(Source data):

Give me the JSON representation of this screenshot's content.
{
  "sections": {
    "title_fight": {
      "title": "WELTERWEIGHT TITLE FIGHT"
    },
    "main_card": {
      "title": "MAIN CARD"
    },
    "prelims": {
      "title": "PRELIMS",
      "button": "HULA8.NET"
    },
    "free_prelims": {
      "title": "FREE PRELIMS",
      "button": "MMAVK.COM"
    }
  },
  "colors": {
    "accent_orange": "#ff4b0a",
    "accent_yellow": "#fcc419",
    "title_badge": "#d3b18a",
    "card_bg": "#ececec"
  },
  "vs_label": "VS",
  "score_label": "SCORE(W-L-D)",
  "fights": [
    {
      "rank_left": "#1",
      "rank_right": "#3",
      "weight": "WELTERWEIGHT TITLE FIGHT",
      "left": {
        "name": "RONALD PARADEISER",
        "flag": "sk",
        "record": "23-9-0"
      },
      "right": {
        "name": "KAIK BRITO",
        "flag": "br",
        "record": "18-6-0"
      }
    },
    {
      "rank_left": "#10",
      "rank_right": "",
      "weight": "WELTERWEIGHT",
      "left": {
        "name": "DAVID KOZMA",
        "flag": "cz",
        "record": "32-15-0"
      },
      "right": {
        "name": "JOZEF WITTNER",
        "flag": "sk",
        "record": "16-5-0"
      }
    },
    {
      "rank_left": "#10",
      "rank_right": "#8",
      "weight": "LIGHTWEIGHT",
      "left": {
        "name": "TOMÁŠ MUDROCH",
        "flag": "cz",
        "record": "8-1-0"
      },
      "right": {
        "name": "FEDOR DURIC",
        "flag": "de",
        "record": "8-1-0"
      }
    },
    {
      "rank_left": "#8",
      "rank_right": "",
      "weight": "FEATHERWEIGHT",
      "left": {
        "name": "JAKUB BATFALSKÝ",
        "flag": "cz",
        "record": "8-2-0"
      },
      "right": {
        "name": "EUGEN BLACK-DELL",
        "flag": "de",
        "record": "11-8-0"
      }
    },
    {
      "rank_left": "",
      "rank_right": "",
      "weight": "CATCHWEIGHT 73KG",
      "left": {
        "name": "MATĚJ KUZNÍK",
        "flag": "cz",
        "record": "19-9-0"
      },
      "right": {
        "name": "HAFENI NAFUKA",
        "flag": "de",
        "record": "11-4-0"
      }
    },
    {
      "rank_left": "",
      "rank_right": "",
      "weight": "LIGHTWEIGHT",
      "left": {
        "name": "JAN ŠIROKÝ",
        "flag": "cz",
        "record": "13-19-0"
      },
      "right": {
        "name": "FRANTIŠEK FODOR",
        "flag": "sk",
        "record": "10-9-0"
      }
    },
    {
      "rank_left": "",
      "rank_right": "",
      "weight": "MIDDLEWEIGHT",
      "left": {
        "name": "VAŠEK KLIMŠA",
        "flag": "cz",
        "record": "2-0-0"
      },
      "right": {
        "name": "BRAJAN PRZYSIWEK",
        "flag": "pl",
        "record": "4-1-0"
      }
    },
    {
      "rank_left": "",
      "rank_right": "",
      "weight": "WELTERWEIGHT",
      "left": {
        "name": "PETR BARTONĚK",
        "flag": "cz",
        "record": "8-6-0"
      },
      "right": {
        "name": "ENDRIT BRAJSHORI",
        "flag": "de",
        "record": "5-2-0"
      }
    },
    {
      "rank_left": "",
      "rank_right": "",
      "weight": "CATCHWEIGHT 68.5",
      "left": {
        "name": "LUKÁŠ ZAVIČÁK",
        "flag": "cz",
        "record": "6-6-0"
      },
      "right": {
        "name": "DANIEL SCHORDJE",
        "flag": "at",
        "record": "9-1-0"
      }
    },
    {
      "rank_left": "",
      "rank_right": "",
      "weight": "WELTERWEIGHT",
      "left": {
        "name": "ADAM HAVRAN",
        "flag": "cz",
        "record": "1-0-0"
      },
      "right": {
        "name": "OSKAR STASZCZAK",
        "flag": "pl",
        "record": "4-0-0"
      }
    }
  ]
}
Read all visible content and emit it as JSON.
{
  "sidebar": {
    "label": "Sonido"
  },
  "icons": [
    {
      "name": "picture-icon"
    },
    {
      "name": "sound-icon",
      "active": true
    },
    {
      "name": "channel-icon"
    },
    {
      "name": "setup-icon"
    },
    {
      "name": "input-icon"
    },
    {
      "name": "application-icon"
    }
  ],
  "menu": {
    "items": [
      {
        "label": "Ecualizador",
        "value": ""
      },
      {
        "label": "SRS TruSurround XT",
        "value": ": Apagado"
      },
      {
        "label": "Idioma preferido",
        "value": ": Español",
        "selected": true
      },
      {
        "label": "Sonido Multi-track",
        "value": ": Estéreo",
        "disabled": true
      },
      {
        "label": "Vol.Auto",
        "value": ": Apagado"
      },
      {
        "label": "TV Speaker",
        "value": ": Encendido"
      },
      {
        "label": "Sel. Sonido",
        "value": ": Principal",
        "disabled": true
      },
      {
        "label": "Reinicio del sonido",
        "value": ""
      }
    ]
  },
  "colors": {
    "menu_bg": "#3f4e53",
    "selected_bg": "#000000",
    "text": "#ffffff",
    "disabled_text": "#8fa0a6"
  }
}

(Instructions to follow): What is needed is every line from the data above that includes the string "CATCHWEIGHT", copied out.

(Written response):
      "weight": "CATCHWEIGHT 73KG",
      "weight": "CATCHWEIGHT 68.5",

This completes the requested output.